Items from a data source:
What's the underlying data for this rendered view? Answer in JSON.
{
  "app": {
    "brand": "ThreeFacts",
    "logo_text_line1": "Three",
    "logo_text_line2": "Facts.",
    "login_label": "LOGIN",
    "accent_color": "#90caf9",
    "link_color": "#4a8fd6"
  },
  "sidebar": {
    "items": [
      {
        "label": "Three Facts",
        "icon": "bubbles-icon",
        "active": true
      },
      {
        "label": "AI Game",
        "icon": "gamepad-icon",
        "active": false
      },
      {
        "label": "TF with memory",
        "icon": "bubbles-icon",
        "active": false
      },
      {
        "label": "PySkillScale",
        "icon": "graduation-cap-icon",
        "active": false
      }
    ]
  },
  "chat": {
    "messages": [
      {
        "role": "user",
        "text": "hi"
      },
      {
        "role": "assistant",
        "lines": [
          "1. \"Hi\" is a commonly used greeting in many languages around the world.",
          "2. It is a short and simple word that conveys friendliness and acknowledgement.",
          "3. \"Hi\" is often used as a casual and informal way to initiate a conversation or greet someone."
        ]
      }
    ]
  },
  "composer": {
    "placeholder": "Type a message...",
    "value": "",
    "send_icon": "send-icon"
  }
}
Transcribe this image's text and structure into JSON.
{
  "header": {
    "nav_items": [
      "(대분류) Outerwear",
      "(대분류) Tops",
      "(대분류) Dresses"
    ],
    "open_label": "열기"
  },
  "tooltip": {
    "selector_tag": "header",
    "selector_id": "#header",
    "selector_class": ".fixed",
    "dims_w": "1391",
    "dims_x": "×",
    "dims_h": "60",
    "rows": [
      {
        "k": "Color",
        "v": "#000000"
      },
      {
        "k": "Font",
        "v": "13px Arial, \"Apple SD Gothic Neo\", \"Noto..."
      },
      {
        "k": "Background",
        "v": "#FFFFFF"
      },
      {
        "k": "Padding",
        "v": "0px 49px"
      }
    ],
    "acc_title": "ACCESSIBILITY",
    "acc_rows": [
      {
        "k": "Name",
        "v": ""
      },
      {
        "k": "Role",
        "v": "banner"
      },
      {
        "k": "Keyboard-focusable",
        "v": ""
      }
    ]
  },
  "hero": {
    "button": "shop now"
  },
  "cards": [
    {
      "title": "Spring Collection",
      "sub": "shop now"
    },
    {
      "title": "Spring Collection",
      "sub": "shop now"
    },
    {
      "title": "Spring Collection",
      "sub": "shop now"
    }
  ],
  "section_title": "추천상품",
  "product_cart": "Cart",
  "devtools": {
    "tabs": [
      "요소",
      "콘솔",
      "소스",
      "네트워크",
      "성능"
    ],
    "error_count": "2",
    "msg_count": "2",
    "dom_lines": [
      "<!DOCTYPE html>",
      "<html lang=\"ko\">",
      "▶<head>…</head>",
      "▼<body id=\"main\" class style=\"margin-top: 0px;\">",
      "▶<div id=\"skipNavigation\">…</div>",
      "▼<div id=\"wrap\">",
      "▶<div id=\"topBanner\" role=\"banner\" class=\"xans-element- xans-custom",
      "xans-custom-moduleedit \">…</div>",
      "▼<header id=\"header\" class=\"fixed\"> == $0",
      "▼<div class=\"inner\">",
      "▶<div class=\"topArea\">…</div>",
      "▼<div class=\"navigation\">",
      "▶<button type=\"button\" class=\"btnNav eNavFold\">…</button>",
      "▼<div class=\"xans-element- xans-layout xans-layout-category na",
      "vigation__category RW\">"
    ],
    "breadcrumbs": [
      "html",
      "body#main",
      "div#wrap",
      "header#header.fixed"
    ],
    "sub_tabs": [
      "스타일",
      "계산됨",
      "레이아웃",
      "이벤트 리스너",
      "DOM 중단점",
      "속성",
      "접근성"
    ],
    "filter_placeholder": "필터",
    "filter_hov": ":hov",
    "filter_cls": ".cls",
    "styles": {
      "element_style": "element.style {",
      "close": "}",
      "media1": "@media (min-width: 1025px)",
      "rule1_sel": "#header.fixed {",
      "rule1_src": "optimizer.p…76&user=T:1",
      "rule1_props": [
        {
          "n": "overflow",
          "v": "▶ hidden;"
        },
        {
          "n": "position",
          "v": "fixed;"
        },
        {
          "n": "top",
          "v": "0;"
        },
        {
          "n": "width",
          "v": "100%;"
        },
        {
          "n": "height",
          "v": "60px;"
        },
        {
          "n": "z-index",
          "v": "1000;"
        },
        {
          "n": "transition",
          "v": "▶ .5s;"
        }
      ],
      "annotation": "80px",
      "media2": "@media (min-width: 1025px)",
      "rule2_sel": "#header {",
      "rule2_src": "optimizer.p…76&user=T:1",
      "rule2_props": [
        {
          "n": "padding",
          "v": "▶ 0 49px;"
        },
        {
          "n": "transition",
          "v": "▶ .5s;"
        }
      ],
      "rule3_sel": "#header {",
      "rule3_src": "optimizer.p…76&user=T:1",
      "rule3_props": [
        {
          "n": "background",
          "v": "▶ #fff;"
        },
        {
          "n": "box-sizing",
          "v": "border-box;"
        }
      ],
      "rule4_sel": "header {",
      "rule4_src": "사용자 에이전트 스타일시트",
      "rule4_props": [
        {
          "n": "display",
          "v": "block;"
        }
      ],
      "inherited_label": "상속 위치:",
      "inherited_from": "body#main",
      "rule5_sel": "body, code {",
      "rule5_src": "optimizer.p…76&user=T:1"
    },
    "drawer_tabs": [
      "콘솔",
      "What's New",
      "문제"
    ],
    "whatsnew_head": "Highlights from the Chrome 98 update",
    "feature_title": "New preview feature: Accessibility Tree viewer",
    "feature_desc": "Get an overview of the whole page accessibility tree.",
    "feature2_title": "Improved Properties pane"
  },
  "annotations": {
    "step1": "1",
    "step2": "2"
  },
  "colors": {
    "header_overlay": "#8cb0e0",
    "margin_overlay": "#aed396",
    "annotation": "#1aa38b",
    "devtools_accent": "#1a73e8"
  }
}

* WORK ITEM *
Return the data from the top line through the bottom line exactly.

* TASK RESPONSE *
What's the underlying data for this rendered view? Answer in JSON.
{
  "app": {
    "brand": "ThreeFacts",
    "logo_text_line1": "Three",
    "logo_text_line2": "Facts.",
    "login_label": "LOGIN",
    "accent_color": "#90caf9",
    "link_color": "#4a8fd6"
  },
  "sidebar": {
    "items": [
      {
        "label": "Three Facts",
        "icon": "bubbles-icon",
        "active": true
      },
      {
        "label": "AI Game",
        "icon": "gamepad-icon",
        "active": false
      },
      {
        "label": "TF with memory",
        "icon": "bubbles-icon",
        "active": false
      },
      {
        "label": "PySkillScale",
        "icon": "graduation-cap-icon",
        "active": false
      }
    ]
  },
  "chat": {
    "messages": [
      {
        "role": "user",
        "text": "hi"
      },
      {
        "role": "assistant",
        "lines": [
          "1. \"Hi\" is a commonly used greeting in many languages around the world.",
          "2. It is a short and simple word that conveys friendliness and acknowledgement.",
          "3. \"Hi\" is often used as a casual and informal way to initiate a conversation or greet someone."
        ]
      }
    ]
  },
  "composer": {
    "placeholder": "Type a message...",
    "value": "",
    "send_icon": "send-icon"
  }
}
Transcribe this image's text and structure into JSON.
{
  "header": {
    "nav_items": [
      "(대분류) Outerwear",
      "(대분류) Tops",
      "(대분류) Dresses"
    ],
    "open_label": "열기"
  },
  "tooltip": {
    "selector_tag": "header",
    "selector_id": "#header",
    "selector_class": ".fixed",
    "dims_w": "1391",
    "dims_x": "×",
    "dims_h": "60",
    "rows": [
      {
        "k": "Color",
        "v": "#000000"
      },
      {
        "k": "Font",
        "v": "13px Arial, \"Apple SD Gothic Neo\", \"Noto..."
      },
      {
        "k": "Background",
        "v": "#FFFFFF"
      },
      {
        "k": "Padding",
        "v": "0px 49px"
      }
    ],
    "acc_title": "ACCESSIBILITY",
    "acc_rows": [
      {
        "k": "Name",
        "v": ""
      },
      {
        "k": "Role",
        "v": "banner"
      },
      {
        "k": "Keyboard-focusable",
        "v": ""
      }
    ]
  },
  "hero": {
    "button": "shop now"
  },
  "cards": [
    {
      "title": "Spring Collection",
      "sub": "shop now"
    },
    {
      "title": "Spring Collection",
      "sub": "shop now"
    },
    {
      "title": "Spring Collection",
      "sub": "shop now"
    }
  ],
  "section_title": "추천상품",
  "product_cart": "Cart",
  "devtools": {
    "tabs": [
      "요소",
      "콘솔",
      "소스",
      "네트워크",
      "성능"
    ],
    "error_count": "2",
    "msg_count": "2",
    "dom_lines": [
      "<!DOCTYPE html>",
      "<html lang=\"ko\">",
      "▶<head>…</head>",
      "▼<body id=\"main\" class style=\"margin-top: 0px;\">",
      "▶<div id=\"skipNavigation\">…</div>",
      "▼<div id=\"wrap\">",
      "▶<div id=\"topBanner\" role=\"banner\" class=\"xans-element- xans-custom",
      "xans-custom-moduleedit \">…</div>",
      "▼<header id=\"header\" class=\"fixed\"> == $0",
      "▼<div class=\"inner\">",
      "▶<div class=\"topArea\">…</div>",
      "▼<div class=\"navigation\">",
      "▶<button type=\"button\" class=\"btnNav eNavFold\">…</button>",
      "▼<div class=\"xans-element- xans-layout xans-layout-category na",
      "vigation__category RW\">"
    ],
    "breadcrumbs": [
      "html",
      "body#main",
      "div#wrap",
      "header#header.fixed"
    ],
    "sub_tabs": [
      "스타일",
      "계산됨",
      "레이아웃",
      "이벤트 리스너",
      "DOM 중단점",
      "속성",
      "접근성"
    ],
    "filter_placeholder": "필터",
    "filter_hov": ":hov",
    "filter_cls": ".cls",
    "styles": {
      "element_style": "element.style {",
      "close": "}",
      "media1": "@media (min-width: 1025px)",
      "rule1_sel": "#header.fixed {",
      "rule1_src": "optimizer.p…76&user=T:1",
      "rule1_props": [
        {
          "n": "overflow",
          "v": "▶ hidden;"
        },
        {
          "n": "position",
          "v": "fixed;"
        },
        {
          "n": "top",
          "v": "0;"
        },
        {
          "n": "width",
          "v": "100%;"
        },
        {
          "n": "height",
          "v": "60px;"
        },
        {
          "n": "z-index",
          "v": "1000;"
        },
        {
          "n": "transition",
          "v": "▶ .5s;"
        }
      ],
      "annotation": "80px",
      "media2": "@media (min-width: 1025px)",
      "rule2_sel": "#header {",
      "rule2_src": "optimizer.p…76&user=T:1",
      "rule2_props": [
        {
          "n": "padding",
          "v": "▶ 0 49px;"
        },
        {
          "n": "transition",
          "v": "▶ .5s;"
        }
      ],
      "rule3_sel": "#header {",
      "rule3_src": "optimizer.p…76&user=T:1",
      "rule3_props": [
        {
          "n": "background",
          "v": "▶ #fff;"
        },
        {
          "n": "box-sizing",
          "v": "border-box;"
        }
      ],
      "rule4_sel": "header {",
      "rule4_src": "사용자 에이전트 스타일시트",
      "rule4_props": [
        {
          "n": "display",
          "v": "block;"
        }
      ],
      "inherited_label": "상속 위치:",
      "inherited_from": "body#main",
      "rule5_sel": "body, code {",
      "rule5_src": "optimizer.p…76&user=T:1"
    },
    "drawer_tabs": [
      "콘솔",
      "What's New",
      "문제"
    ],
    "whatsnew_head": "Highlights from the Chrome 98 update",
    "feature_title": "New preview feature: Accessibility Tree viewer",
    "feature_desc": "Get an overview of the whole page accessibility tree.",
    "feature2_title": "Improved Properties pane"
  },
  "annotations": {
    "step1": "1",
    "step2": "2"
  },
  "colors": {
    "header_overlay": "#8cb0e0",
    "margin_overlay": "#aed396",
    "annotation": "#1aa38b",
    "devtools_accent": "#1a73e8"
  }
}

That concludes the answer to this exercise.